» **Exercise**: Compute how many lines in the data below contain "Schneider"; answer only with that number.

====== Data for analysis ======

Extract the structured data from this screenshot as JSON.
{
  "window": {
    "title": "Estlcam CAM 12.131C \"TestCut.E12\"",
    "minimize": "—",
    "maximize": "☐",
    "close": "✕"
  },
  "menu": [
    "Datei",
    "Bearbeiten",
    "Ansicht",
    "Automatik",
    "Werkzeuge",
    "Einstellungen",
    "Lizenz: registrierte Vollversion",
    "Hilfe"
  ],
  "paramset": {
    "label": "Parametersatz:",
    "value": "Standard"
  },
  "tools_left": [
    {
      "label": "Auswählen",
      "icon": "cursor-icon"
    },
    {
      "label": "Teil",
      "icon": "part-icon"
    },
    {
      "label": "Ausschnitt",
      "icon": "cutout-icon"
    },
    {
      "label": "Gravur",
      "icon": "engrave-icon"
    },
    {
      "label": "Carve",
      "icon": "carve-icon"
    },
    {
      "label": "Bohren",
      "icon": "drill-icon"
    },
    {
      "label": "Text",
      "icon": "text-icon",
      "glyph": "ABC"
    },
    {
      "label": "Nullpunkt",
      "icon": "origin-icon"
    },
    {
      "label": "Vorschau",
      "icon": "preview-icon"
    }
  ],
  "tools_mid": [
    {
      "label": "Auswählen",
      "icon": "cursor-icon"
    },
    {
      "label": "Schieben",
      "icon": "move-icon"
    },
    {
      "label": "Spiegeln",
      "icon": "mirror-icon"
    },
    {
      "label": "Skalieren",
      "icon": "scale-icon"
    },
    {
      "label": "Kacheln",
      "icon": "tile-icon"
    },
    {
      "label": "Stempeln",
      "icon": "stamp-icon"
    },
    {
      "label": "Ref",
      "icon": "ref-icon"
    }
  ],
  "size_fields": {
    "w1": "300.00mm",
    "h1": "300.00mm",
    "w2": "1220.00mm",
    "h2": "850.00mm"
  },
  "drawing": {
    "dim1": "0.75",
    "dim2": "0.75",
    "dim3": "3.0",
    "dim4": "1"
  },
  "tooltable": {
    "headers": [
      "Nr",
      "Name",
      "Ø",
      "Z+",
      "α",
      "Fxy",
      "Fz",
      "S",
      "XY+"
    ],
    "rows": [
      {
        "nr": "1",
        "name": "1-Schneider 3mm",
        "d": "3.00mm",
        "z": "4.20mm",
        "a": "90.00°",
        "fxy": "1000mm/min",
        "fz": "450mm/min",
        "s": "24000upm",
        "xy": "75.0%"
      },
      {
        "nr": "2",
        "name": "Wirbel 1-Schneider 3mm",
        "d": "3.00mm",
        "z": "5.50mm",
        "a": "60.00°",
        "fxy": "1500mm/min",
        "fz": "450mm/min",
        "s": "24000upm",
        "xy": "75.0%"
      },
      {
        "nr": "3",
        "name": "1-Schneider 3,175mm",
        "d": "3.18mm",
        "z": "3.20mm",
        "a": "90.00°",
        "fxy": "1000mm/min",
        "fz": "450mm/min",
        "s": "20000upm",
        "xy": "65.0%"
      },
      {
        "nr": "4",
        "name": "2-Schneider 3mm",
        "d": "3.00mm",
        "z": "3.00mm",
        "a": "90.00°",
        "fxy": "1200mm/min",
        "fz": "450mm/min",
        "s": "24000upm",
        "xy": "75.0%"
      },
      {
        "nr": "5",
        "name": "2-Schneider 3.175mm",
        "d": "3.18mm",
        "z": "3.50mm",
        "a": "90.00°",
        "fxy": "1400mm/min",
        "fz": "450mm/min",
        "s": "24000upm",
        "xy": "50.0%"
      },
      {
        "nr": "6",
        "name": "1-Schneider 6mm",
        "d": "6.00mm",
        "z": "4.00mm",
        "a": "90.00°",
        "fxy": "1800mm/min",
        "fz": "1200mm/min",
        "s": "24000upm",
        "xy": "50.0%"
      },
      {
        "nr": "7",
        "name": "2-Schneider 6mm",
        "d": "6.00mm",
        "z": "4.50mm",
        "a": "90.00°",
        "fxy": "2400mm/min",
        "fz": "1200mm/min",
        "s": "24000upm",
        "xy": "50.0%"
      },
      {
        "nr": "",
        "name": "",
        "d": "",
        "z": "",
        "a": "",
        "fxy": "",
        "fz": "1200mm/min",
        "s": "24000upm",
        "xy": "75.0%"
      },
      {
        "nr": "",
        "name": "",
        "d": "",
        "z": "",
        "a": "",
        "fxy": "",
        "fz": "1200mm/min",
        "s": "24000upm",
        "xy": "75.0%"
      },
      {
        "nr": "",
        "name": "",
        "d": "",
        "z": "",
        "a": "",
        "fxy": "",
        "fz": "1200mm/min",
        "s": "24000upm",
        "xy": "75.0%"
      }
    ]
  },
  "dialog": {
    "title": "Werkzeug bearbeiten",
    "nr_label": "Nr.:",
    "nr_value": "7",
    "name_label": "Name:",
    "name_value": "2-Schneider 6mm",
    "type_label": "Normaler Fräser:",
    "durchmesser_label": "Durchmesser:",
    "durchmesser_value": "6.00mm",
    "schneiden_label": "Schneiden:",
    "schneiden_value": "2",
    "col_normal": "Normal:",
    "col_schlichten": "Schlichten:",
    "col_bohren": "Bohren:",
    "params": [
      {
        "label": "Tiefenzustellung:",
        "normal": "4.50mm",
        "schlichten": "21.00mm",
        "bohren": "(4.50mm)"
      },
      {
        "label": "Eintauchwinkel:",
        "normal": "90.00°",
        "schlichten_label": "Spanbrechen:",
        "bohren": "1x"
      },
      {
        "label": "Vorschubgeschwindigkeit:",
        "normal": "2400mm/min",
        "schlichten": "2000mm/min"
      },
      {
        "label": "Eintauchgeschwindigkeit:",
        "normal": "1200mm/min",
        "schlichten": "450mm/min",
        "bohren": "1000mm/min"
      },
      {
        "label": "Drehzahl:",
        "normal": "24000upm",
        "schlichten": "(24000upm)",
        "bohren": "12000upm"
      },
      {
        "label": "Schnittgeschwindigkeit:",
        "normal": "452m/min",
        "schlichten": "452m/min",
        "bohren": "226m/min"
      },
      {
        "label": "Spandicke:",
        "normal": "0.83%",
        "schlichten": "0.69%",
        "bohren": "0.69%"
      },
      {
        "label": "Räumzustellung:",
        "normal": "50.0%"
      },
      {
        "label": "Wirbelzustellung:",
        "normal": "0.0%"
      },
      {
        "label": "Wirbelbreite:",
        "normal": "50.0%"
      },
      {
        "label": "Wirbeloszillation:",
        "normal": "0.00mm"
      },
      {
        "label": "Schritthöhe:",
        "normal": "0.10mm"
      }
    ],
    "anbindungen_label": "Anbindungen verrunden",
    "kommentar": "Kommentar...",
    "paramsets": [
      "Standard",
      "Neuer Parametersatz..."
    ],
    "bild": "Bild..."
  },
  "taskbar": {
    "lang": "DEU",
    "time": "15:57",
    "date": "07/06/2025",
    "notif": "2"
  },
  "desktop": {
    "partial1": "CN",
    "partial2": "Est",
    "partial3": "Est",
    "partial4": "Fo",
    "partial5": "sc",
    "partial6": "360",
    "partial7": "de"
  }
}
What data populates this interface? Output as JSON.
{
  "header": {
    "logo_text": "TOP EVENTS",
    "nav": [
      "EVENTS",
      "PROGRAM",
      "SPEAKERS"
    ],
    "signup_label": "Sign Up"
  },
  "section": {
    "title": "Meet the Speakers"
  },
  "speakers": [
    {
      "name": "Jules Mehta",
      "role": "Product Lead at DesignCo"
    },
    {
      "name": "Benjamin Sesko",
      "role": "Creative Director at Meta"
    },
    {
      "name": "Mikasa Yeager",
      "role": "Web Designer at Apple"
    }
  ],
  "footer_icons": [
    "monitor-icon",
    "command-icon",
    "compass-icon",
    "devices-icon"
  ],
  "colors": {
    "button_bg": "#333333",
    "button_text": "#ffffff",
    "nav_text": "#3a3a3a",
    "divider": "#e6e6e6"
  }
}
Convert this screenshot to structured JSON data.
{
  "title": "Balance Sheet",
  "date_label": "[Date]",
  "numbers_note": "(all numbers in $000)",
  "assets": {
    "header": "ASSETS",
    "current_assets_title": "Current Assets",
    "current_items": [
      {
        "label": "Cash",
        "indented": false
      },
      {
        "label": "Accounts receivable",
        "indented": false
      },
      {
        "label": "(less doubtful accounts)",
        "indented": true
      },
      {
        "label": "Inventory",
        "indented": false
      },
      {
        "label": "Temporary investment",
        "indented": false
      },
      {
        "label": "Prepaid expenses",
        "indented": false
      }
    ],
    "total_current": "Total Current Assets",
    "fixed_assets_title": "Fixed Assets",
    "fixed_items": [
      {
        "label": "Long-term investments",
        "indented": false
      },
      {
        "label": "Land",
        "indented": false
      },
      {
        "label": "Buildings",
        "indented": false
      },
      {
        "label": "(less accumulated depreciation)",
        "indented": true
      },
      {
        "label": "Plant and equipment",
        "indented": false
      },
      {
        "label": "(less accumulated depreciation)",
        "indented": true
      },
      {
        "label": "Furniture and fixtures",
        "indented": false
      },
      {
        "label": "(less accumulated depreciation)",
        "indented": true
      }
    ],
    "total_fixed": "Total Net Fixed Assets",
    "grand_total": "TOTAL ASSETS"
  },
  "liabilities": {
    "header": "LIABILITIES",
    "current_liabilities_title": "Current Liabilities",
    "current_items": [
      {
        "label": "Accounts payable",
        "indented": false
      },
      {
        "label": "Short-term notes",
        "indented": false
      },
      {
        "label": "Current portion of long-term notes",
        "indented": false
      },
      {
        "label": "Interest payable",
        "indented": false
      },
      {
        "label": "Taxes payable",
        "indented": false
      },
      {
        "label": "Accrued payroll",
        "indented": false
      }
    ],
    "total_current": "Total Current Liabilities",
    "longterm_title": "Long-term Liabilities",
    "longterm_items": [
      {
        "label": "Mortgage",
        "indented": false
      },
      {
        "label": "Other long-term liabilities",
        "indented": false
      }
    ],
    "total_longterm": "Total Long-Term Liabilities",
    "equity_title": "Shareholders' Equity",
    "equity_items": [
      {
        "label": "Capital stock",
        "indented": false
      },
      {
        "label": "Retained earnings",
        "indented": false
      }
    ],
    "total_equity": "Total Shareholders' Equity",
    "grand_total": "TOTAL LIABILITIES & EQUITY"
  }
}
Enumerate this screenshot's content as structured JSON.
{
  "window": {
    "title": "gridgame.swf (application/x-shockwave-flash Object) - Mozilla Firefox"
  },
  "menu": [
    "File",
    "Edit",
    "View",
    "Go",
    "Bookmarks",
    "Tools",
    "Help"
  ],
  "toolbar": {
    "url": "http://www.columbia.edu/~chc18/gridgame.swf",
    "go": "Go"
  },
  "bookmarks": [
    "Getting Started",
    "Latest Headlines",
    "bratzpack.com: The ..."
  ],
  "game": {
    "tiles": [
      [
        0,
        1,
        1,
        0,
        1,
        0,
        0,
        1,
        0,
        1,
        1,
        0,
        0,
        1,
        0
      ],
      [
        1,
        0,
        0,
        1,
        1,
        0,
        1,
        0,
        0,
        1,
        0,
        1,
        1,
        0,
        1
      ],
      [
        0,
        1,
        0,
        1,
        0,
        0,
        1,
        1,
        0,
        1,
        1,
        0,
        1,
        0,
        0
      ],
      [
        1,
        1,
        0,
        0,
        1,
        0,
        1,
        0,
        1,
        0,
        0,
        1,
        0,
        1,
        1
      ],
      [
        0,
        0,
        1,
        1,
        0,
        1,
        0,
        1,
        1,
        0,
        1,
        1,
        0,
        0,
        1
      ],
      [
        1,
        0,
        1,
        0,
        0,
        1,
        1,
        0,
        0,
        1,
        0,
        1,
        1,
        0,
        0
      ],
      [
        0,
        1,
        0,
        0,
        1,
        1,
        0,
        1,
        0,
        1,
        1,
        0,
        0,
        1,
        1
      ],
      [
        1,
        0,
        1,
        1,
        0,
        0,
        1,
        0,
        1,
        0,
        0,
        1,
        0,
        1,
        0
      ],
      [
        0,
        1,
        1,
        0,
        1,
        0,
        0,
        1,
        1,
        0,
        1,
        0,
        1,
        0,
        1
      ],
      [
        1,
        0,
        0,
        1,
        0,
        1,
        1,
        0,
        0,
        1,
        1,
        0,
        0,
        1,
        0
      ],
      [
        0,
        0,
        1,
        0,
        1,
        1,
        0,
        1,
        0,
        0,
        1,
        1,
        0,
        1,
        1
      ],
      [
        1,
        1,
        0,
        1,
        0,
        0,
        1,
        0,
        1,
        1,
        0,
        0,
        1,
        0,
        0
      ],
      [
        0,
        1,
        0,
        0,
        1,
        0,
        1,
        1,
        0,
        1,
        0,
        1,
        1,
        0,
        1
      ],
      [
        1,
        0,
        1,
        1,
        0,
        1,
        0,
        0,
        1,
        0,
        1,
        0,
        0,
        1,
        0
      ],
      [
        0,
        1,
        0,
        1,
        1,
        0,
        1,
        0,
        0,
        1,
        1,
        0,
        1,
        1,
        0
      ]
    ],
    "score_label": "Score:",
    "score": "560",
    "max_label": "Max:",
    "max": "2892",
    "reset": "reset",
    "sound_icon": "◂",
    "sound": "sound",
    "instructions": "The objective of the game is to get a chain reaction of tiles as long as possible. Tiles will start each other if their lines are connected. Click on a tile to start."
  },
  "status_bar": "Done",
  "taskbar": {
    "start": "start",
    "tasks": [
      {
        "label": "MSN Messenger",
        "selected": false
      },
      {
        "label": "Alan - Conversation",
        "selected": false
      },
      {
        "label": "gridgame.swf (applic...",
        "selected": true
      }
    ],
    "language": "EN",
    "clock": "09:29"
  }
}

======

» **Exercise output**: 8